Without congressional action, the Deferred Action for Childhood Arrivals (DACA) program will expire on March 5, 2018. We do not know what the results of congressional debate will be for DACA or how these will influence other immigration issues and statuses. The Anthropology Department’s goal is to support you during this uncertain time. NYU will continue to support undocumented students, staff and faculty. If you are or someone close to you is undocumented or have DACA or temporary protected status, please know that there are many things you can do before March. The following link provides practical steps you can take as well as connections to NYU immigrant defense initiative which can help with legal advice and referrals (http://as.nyu.edu/anthropology/undergraduate/resources/daca-students.html). NYU provides additional information and resources for students here. We want to remind you during these disconcerting times that you are a valued member of our community.
Congratulations to Ph.D candidate Alex DeCasien! Her 2nd year qualification paper was recently published, with Professors James Higham and Scott Williams as co-authors. The paper’s research found that “those [non human primates] who munched on fruit instead of leaves had 25 percent more brain tissue, even when controlling for body size and species relatedness” (NPR).
The research generated quite a bit of media attention in publications including Science, the BBC, Scientific American, New Scientist, The Guardian, and The Smithsonian.
NPR recently covered two of Professor Randall White’s new articles on the discovery of 38,000 year old rock engravings, which is older “than the famous images at both Lascaux and Chauvet caves.”
Read NPR’s coverage of Prof. White’s findings, here.

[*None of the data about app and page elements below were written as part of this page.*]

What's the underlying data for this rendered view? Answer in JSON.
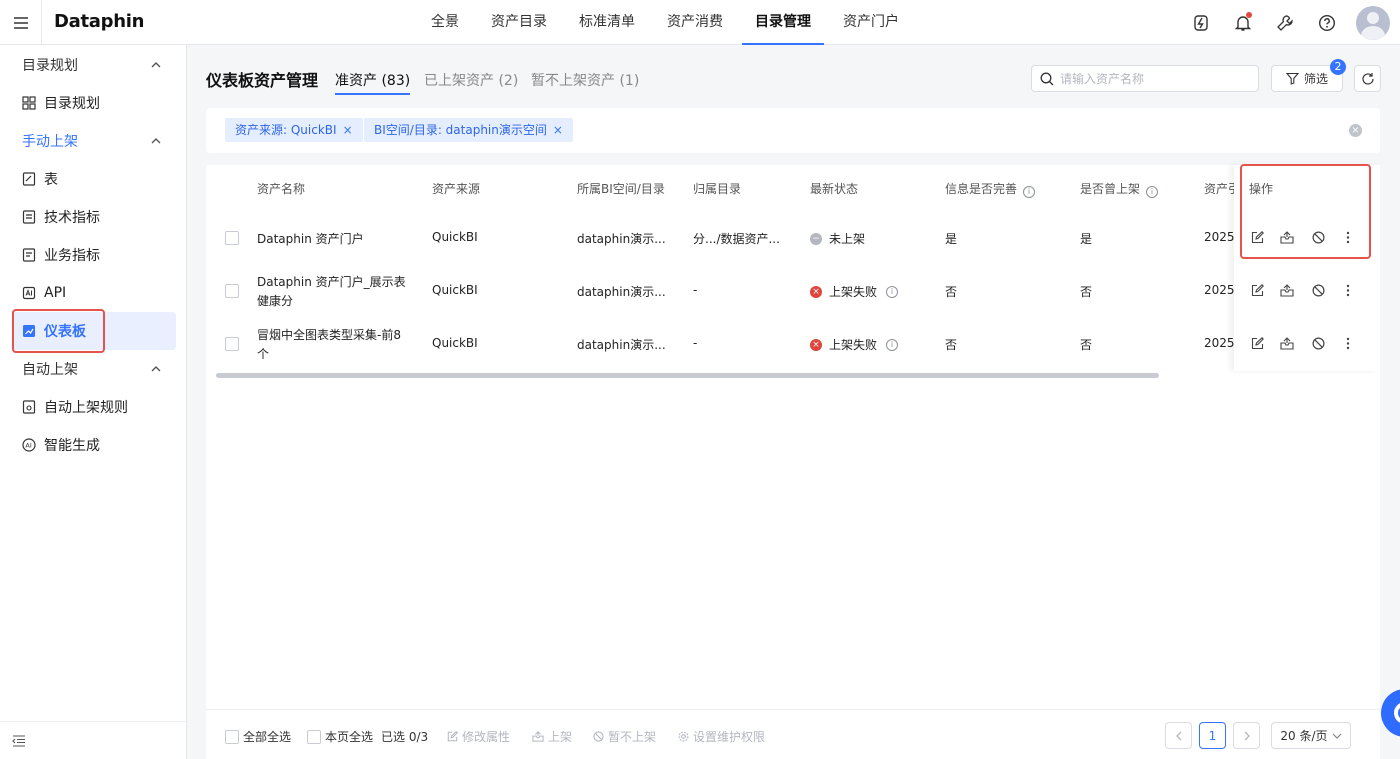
{
  "topbar": {
    "logo": "Dataphin",
    "nav": [
      "全景",
      "资产目录",
      "标准清单",
      "资产消费",
      "目录管理",
      "资产门户"
    ],
    "active_nav": "目录管理"
  },
  "sidebar": {
    "group1": "目录规划",
    "item_catalog_plan": "目录规划",
    "group2": "手动上架",
    "item_table": "表",
    "item_tech_metric": "技术指标",
    "item_biz_metric": "业务指标",
    "item_api": "API",
    "item_dashboard": "仪表板",
    "group3": "自动上架",
    "item_auto_rule": "自动上架规则",
    "item_smart_gen": "智能生成"
  },
  "header": {
    "title": "仪表板资产管理",
    "tab_quasi": "准资产 (83)",
    "tab_listed": "已上架资产 (2)",
    "tab_unlisted": "暂不上架资产 (1)",
    "search_placeholder": "请输入资产名称",
    "filter_label": "筛选",
    "filter_count": "2"
  },
  "chips": {
    "source": "资产来源: QuickBI",
    "bi_space": "BI空间/目录: dataphin演示空间",
    "remove": "×"
  },
  "table": {
    "headers": {
      "name": "资产名称",
      "source": "资产来源",
      "bi_space": "所属BI空间/目录",
      "catalog": "归属目录",
      "status": "最新状态",
      "complete": "信息是否完善",
      "ever_listed": "是否曾上架",
      "ref": "资产引",
      "ops": "操作"
    },
    "rows": [
      {
        "name": "Dataphin 资产门户",
        "name2": "",
        "source": "QuickBI",
        "bi_space": "dataphin演示...",
        "catalog": "分.../数据资产...",
        "status": "未上架",
        "complete": "是",
        "ever_listed": "是",
        "ref": "2025-"
      },
      {
        "name": "Dataphin 资产门户_展示表",
        "name2": "健康分",
        "source": "QuickBI",
        "bi_space": "dataphin演示...",
        "catalog": "-",
        "status": "上架失败",
        "complete": "否",
        "ever_listed": "否",
        "ref": "2025-"
      },
      {
        "name": "冒烟中全图表类型采集-前8",
        "name2": "个",
        "source": "QuickBI",
        "bi_space": "dataphin演示...",
        "catalog": "-",
        "status": "上架失败",
        "complete": "否",
        "ever_listed": "否",
        "ref": "2025-"
      }
    ]
  },
  "footer": {
    "select_all": "全部全选",
    "select_page": "本页全选",
    "selected": "已选 0/3",
    "edit_attr": "修改属性",
    "list": "上架",
    "unlist": "暂不上架",
    "maintain": "设置维护权限",
    "page": "1",
    "page_size": "20 条/页"
  },
  "colors": {
    "accent": "#3574ff",
    "highlight_box": "#e5534b",
    "fail": "#e0453c"
  }
}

“An international team of anthropologists has uncovered a 38,000-year-old engraved image in a southwestern French rockshelter—a finding that marks some of the earliest known graphic imagery found in Western Eurasia.” Professor Randall White, of the NYU Department of Anthropology and the Center for the Study of Human Origins, contributed to the findings. You can read more about the discoveries, here.